= Data shown =
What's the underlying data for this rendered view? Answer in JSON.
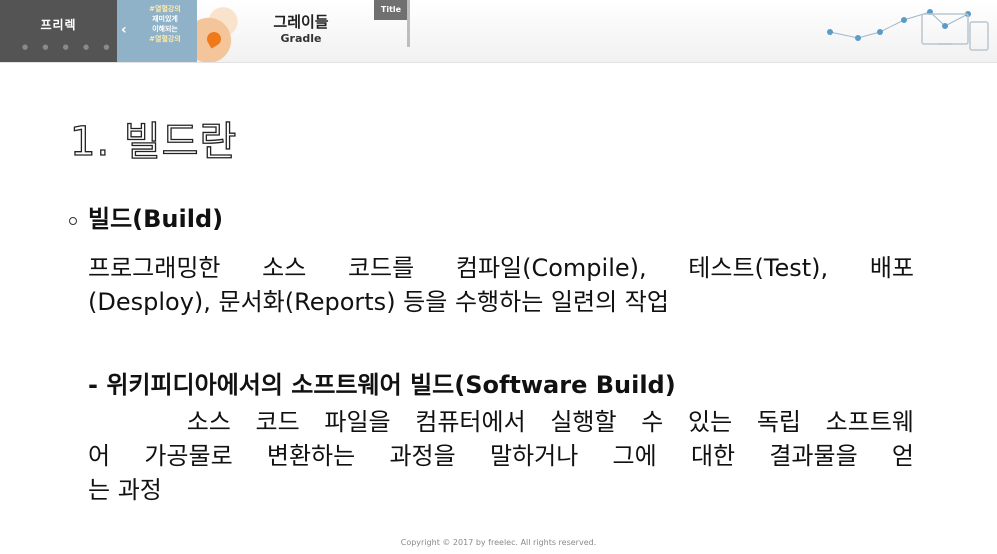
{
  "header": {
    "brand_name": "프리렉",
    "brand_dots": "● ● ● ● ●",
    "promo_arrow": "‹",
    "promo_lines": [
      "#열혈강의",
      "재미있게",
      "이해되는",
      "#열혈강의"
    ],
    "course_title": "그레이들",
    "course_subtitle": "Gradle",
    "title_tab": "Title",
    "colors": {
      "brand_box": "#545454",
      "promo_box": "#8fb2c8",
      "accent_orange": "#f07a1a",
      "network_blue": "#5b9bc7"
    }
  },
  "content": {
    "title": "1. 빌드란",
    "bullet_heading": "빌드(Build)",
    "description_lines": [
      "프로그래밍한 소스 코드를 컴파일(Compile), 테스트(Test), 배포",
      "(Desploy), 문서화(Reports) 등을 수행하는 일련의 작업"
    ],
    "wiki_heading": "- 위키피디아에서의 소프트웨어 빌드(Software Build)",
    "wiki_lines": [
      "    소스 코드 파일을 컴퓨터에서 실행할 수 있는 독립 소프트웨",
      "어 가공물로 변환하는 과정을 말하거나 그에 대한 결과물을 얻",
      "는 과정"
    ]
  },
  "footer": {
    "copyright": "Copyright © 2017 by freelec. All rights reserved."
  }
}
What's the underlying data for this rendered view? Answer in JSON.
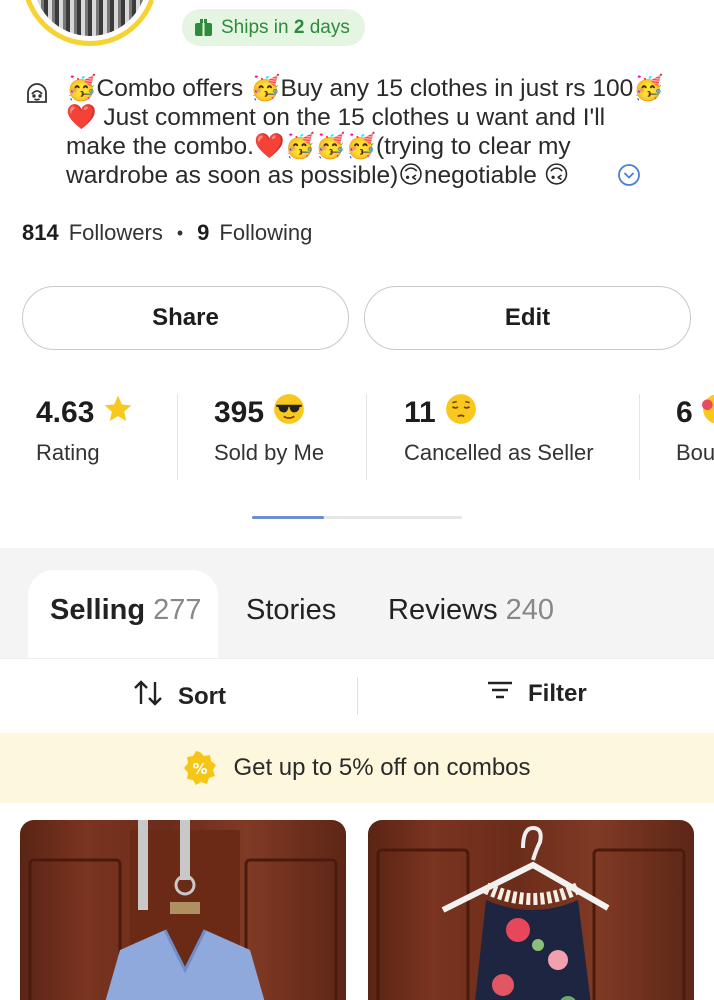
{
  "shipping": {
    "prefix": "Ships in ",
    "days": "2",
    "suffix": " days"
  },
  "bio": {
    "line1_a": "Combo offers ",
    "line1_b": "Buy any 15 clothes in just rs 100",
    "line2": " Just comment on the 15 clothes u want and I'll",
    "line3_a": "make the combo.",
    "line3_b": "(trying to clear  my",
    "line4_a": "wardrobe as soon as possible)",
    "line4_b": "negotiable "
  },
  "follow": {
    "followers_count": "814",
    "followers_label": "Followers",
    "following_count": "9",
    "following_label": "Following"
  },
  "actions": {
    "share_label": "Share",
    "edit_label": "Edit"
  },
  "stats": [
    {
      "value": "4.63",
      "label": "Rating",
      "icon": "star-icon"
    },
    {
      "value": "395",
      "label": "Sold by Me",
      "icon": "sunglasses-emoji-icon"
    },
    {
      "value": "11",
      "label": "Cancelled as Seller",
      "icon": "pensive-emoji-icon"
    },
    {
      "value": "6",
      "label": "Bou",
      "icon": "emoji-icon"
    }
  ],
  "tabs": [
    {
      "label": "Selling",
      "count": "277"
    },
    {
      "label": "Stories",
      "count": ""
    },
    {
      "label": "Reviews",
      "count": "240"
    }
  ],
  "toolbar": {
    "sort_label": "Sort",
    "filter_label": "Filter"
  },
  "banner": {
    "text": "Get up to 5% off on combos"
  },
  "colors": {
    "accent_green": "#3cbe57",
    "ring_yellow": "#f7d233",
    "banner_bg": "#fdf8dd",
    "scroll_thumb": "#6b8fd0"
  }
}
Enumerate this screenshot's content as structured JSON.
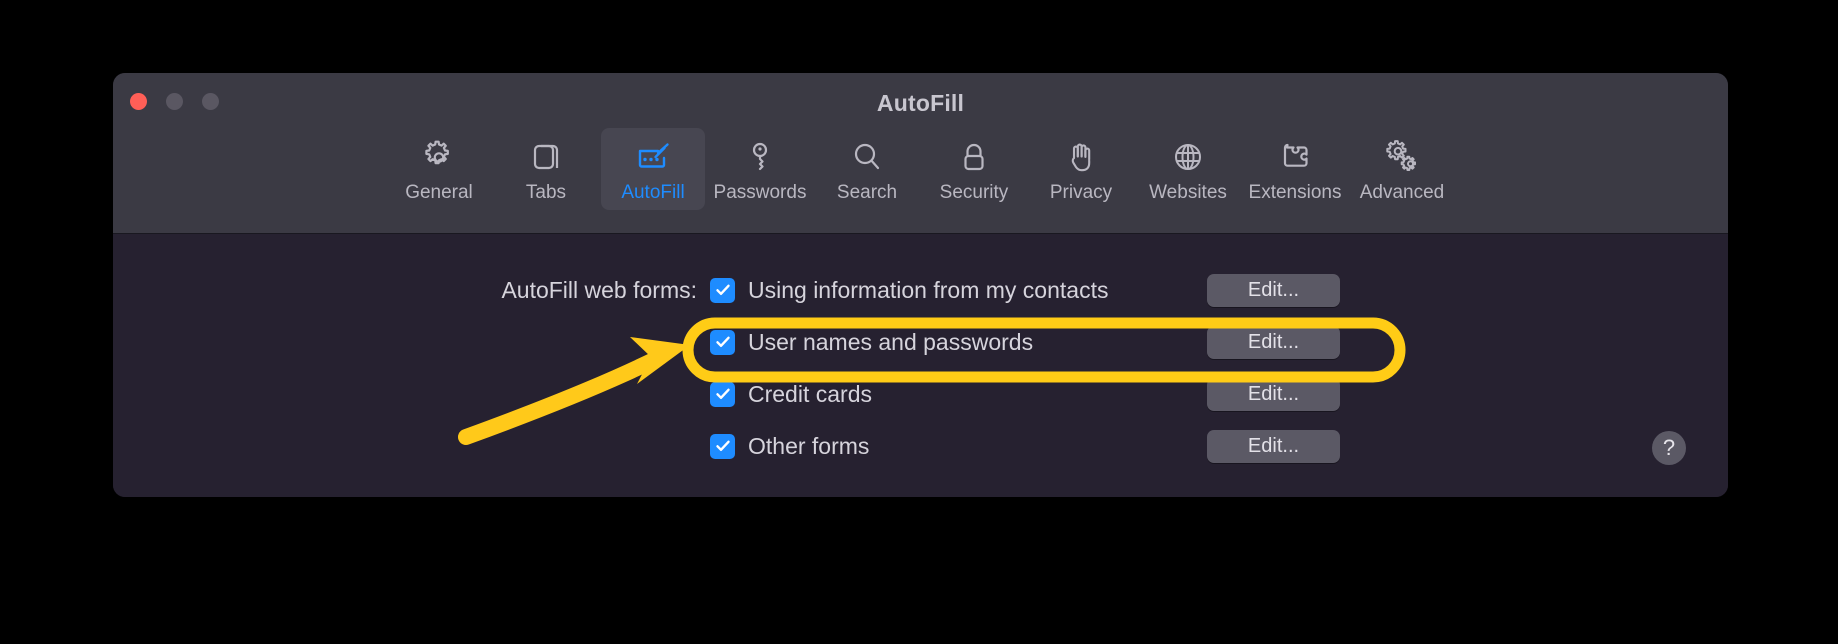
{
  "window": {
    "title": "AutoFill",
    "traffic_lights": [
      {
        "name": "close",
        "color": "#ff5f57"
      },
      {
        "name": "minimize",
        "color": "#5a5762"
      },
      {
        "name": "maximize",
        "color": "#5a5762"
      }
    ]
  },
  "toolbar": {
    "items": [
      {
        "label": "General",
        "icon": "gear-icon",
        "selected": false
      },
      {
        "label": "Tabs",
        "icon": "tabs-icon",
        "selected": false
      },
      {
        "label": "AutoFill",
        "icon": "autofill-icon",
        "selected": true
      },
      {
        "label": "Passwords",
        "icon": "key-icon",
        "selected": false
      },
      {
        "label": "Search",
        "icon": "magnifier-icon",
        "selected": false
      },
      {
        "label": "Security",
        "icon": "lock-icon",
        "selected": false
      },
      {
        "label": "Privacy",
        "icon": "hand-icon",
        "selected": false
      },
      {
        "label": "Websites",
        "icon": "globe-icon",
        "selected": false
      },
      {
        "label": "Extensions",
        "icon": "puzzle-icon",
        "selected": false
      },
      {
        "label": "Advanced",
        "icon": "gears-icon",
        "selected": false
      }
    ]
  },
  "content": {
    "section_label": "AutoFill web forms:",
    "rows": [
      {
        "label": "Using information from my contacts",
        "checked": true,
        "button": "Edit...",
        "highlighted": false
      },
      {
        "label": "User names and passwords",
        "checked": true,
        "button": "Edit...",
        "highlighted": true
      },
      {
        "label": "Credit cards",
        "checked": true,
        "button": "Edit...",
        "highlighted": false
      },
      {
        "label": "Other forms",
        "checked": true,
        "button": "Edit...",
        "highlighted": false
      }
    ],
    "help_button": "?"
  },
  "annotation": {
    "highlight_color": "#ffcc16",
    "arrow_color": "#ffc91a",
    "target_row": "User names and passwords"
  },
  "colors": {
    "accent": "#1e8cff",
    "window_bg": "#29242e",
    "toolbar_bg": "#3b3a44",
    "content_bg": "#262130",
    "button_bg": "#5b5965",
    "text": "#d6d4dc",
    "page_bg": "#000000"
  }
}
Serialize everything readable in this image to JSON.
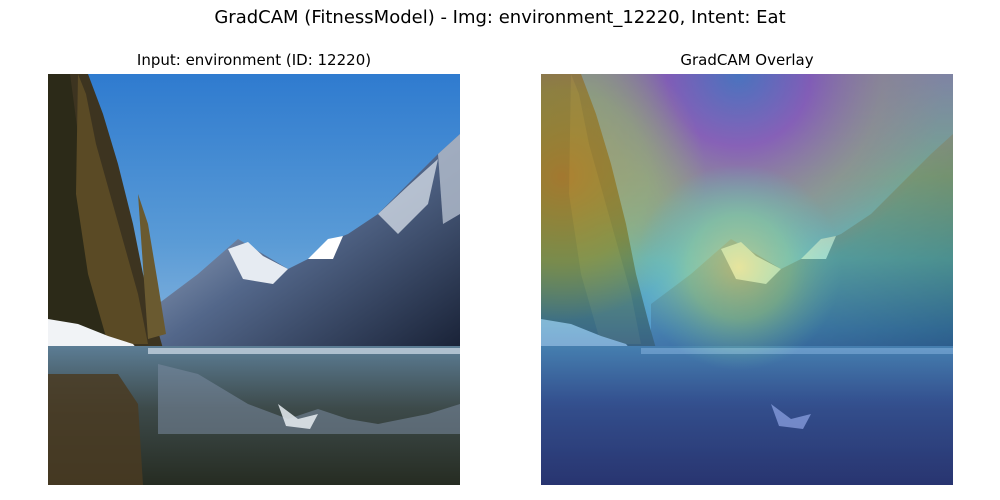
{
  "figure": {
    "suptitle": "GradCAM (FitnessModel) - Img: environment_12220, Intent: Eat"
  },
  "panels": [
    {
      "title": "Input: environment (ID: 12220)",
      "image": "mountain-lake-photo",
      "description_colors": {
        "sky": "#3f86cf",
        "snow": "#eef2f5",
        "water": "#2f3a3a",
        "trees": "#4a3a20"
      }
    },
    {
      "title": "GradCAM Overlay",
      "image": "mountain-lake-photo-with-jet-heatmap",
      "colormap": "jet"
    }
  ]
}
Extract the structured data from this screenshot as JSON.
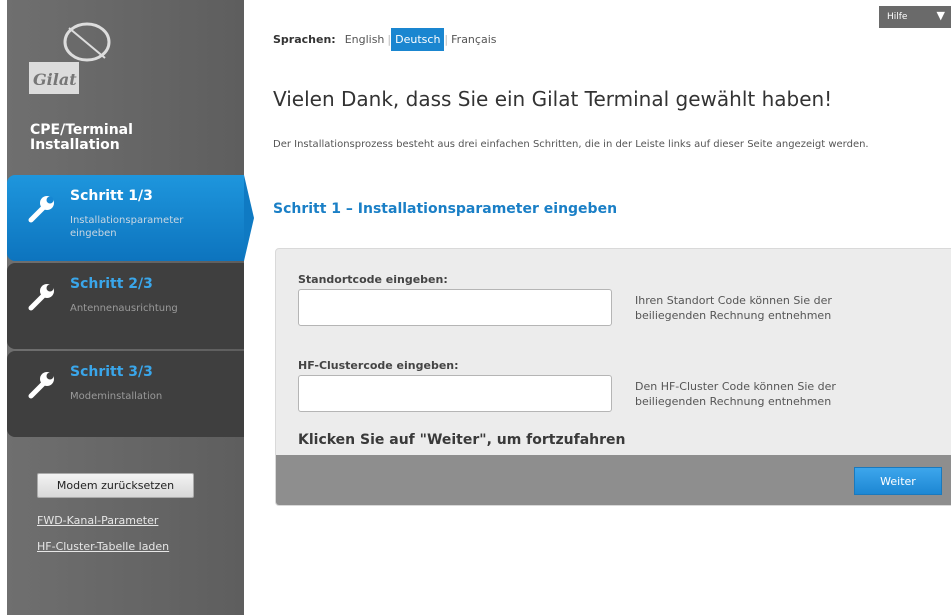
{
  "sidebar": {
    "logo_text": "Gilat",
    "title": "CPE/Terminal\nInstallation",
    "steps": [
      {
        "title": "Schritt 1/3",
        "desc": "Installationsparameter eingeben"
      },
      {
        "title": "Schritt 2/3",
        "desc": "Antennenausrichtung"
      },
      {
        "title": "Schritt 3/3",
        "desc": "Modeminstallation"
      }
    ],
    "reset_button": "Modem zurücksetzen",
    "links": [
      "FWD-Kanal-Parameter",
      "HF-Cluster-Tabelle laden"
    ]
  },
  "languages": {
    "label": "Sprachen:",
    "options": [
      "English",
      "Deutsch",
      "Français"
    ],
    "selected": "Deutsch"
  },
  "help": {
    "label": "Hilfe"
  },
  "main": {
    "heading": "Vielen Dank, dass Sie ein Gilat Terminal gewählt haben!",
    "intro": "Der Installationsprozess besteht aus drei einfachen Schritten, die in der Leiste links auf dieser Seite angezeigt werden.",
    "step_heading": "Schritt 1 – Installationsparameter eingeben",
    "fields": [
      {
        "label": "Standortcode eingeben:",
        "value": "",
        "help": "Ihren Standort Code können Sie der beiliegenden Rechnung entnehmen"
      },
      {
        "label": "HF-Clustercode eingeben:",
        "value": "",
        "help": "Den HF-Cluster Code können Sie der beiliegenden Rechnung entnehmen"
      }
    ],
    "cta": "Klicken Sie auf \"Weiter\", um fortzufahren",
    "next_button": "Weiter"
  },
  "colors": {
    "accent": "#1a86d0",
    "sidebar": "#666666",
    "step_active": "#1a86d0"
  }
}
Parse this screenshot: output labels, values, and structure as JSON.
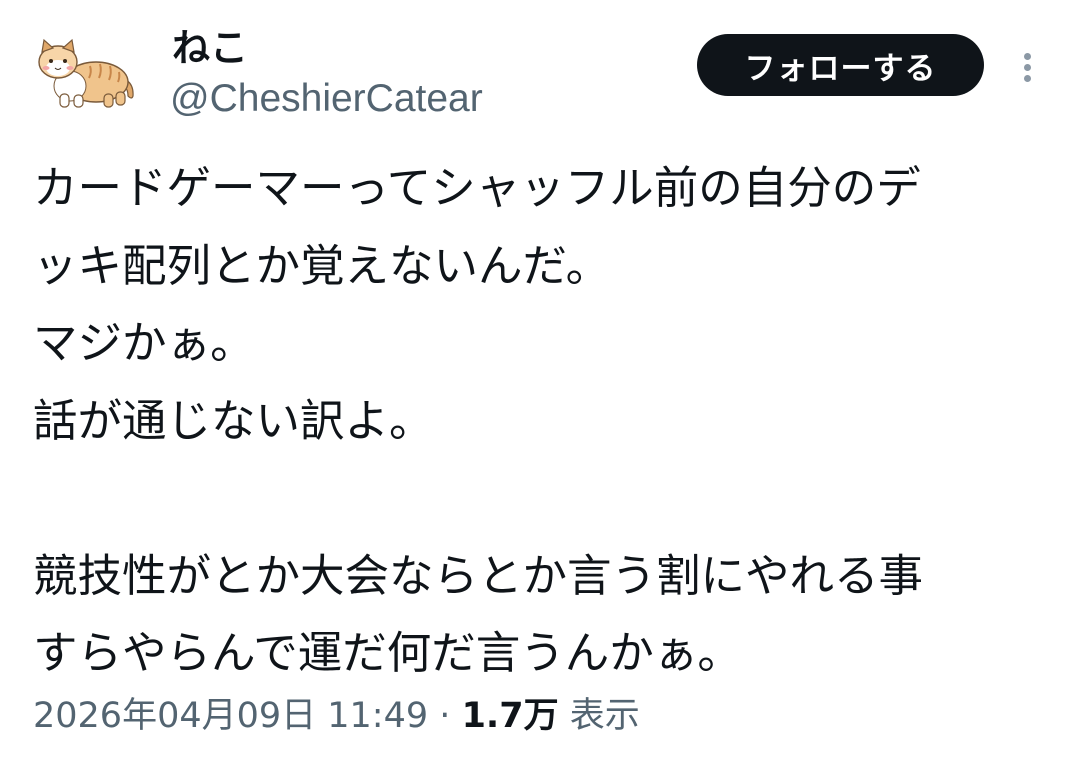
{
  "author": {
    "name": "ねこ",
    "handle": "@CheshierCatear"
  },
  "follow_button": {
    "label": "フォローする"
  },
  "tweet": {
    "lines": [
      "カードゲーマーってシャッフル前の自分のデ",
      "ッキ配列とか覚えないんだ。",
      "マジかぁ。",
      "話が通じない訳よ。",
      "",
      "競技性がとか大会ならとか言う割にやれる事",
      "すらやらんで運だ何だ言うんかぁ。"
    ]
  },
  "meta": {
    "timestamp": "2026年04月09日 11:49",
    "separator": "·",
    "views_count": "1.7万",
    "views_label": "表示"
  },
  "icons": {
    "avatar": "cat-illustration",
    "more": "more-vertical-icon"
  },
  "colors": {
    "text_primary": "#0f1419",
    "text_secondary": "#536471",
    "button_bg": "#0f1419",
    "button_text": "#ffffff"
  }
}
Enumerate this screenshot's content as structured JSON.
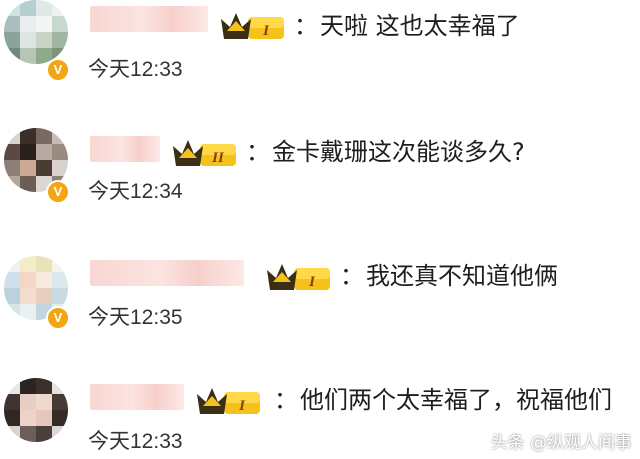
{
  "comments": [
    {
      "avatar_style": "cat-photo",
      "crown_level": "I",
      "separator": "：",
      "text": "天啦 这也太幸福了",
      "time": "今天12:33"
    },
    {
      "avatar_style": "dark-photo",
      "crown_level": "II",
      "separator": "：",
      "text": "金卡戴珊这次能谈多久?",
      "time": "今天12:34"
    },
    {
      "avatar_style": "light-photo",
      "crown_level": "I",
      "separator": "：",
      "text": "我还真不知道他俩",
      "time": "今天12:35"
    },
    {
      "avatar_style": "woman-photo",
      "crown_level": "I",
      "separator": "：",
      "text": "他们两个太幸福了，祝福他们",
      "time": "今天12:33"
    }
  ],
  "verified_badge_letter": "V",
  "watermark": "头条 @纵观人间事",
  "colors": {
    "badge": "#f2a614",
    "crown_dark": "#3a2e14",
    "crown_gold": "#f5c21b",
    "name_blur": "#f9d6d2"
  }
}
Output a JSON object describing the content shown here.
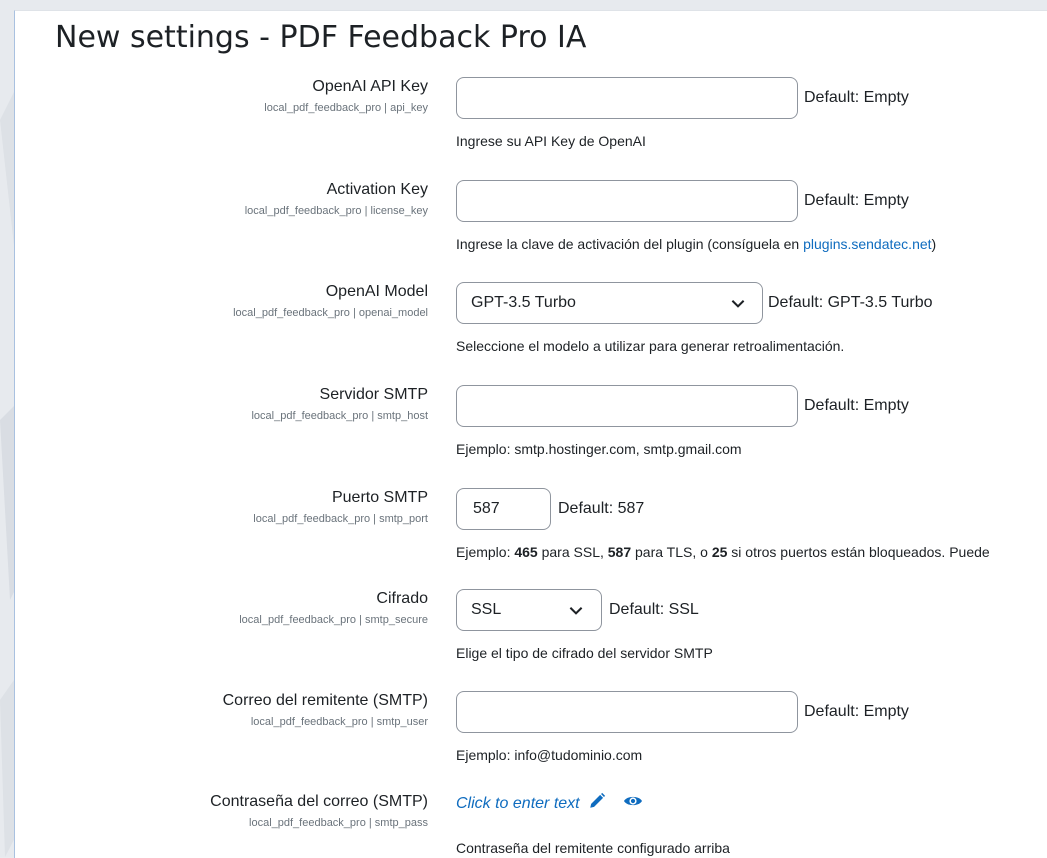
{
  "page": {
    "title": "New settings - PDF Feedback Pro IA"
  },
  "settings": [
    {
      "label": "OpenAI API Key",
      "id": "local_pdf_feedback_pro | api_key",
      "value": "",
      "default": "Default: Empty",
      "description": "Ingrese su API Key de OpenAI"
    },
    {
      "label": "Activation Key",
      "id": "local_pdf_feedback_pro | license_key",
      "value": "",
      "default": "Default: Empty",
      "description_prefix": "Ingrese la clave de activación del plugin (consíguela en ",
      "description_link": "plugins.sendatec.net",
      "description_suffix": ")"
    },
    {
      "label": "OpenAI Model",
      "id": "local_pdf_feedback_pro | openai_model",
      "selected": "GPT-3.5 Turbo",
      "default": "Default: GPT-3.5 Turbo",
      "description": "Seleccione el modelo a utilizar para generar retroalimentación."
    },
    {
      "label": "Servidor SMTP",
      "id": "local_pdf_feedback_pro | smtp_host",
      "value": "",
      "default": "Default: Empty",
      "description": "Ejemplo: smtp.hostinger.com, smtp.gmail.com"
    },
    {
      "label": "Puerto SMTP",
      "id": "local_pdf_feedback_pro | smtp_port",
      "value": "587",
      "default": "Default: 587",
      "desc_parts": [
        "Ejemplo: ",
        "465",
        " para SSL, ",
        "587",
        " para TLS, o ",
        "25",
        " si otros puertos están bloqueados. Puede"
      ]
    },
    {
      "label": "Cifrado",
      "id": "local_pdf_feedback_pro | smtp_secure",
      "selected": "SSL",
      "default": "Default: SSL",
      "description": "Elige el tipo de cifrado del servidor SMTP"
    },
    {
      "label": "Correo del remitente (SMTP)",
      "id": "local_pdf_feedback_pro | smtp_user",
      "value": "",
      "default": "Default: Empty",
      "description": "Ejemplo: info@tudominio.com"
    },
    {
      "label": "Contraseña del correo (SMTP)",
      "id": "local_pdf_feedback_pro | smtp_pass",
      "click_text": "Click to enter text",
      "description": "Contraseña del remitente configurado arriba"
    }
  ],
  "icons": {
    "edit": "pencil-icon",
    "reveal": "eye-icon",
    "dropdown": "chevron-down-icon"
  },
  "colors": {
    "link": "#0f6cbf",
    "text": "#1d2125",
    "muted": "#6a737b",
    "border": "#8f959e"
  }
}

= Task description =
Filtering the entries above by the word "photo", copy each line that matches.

= Output below =
      "image": "mountain-lake-photo",
      "image": "mountain-lake-photo-with-jet-heatmap",
      "avatar_style": "cat-photo",
      "avatar_style": "dark-photo",
      "avatar_style": "light-photo",
      "avatar_style": "woman-photo",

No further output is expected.